The motivations of the gunman who killed 20 schoolchildren in Newtown, Connecticut, last year is still a mystery and may never be known with certainty, prosecutors said in a report that ended their investigation.
Adam Lanza, 20, was obsessed with mass murders and the 1999 Columbine High School shooting in particular, but investigators did not find evidence he ever told others of his intentions to carry out such an attack.
Lanza killed the children and six educators with a semi-automatic rifle inside Sandy Hook Elementary on December 14. He shot and killed his mother inside their home before driving to the school, and killed himself with a handgun as police arrived.
The new report describes a gunman who had "significant mental health issues" but had knowledge of what he was planning: he had materials on mass murder, he smashed his computer hard drive, and he used earplugs during the shooting.
"The obvious question that remains is: 'Why did the shooter murder 27 people, including 20 children?' Unfortunately, that question may never be answered conclusively," the report said.
Lanza's mother, Nancy Lanza, was concerned for her son and said he hadn't gone anywhere in three months and would communicate with her by e-mail only, even though they were living in the same house.

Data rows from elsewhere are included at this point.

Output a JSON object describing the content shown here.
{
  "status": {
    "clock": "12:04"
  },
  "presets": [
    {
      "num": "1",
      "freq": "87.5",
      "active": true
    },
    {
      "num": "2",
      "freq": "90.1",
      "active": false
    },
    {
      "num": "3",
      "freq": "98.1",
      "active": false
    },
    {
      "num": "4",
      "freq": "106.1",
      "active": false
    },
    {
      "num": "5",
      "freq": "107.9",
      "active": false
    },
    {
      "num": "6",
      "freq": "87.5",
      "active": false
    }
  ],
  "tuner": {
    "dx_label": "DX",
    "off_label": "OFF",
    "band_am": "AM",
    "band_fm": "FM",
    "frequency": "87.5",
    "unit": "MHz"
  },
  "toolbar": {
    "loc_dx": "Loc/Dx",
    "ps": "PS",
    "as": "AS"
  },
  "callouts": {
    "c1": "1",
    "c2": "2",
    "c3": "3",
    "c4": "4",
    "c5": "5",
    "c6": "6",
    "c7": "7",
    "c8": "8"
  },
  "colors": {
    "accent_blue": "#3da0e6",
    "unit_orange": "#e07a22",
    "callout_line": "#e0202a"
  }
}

She never expressed fear that she or anyone was in danger from her son, the report said.
The lead investigator, State's Attorney Stephen Sedensky, said there was no clear indication why Lanza chose the school as the target other than it was close to his home.
The report said Lanza was diagnosed with Asperger's disorder in 2005 - but "what contribution this made to the shootings, if any, is unknown."
Documents with the report show Lanza wrote a violent book as a child that included a character who shoots his mother.